Also note the gate-drive distribution disc shown in Fig. 2 and in the top center of Fig. 3. This small disc evenly distributes gate drive to all MOSFETs via an interconnecting lead and small gate resistor for each.
As a side note, the source and drain leads of each MOSFET are pinned to the edges of the discs using brass washers and screws. Also, the electrical portion of this design does not use any electrical means of load balancing among MOSFETs. The physical symmetry of the design and the quality of the MOSFETs have eliminated the need for that.
The two juxtaposed aluminum discs are both visible in Fig. 4, which shows the Power Wheel installed in the pickup truck. As evidenced by this photo, the Power Wheel has all the characteristics of an early prototype or proof of concept.
Under the hood, the performance of this controller is very strong. From the beginning, I included in the physical design a 4-in. center-mounted fan to force air over the drain disc (Fig. 4). As it turns out, the drain disc becomes barely warm in normal operation. Nevertheless, the fan will remain to provide for additional thermal margin.
To assess the performance of the Power Wheel, temperature readings were taken around the aluminum drain disc at each MOSFET location (Table). Readings were taken with a handheld noncontact infrared digital thermometer.

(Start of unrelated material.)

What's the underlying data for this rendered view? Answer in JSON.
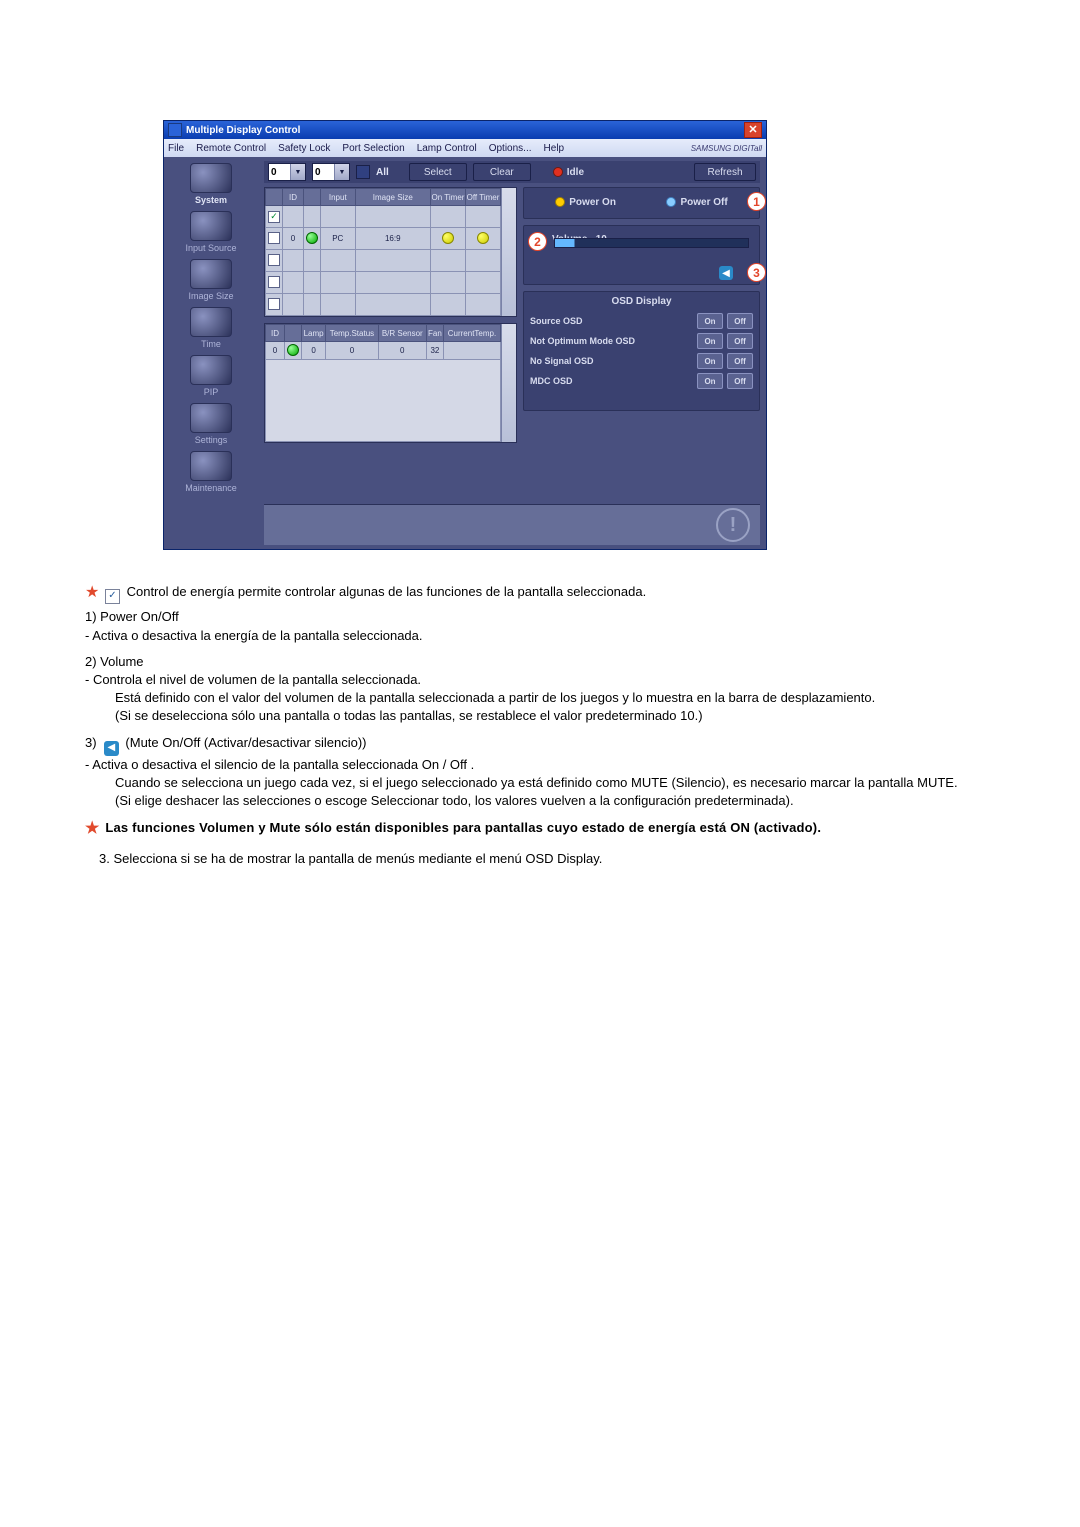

To obtain these readings, the vehicle was driven 8.5 miles in a city environment. The ambient temperature was 31°C.
The cooling fan and white disc cover, which can be seen in the under-hood photo (Fig. 4), were removed prior to the test. Also, as can be seen in the photo, the controller is mounted vertically and the bottom MOSFETs are within 15 cm to 20 cm of the electric motor, which during this test had an outer-case temperature of 52°C. The closeness of the electric motor causes the ambient air temperature to be higher near the bottom of the power stage.
Therefore, it is expected that the lower and back drain disc areas would be warmer because of their juxtaposition to the electric motor and vehicle firewall. It is also expected that, when the cooling fan is used, temperatures would be more even around the drain disc because the temperature of the flowing air would be more constant, forcing all MOSFET sites to increase temperature starting from the same ambient point.
What is interesting here is that all the temperatures are quite low (barely warm), which indicates that the cooling cover and fan are actually not needed. The reason that all the temperatures are low is that the MOSFETs are highly efficient with a low RDSON of 0.023Ω and the switching losses are also low at the 4-kHz switching frequency. The lack of hot spots around the drain disc indicates that the MOSFETs match fairly closely and that heat is dispersed quickly in the aluminum drain disc.
In addition, the controller has adjustable current limiting, which was set to limit the total drain current to 325 A maximum or 21.7 A maximum per MOSFET. The actual average road current is around 150 A, so the average current for each MOSFET is only 10 A, which is only 2 W to 3 W per MOSFET (P = I2R = 102 × 0.023 = 2.3 W plus switching loss).
Needless to say, this controller is nowhere close to being at risk — even on the hottest summer day. More details regarding the conversion of the Chevy S10 are presented at www.evhelp.com.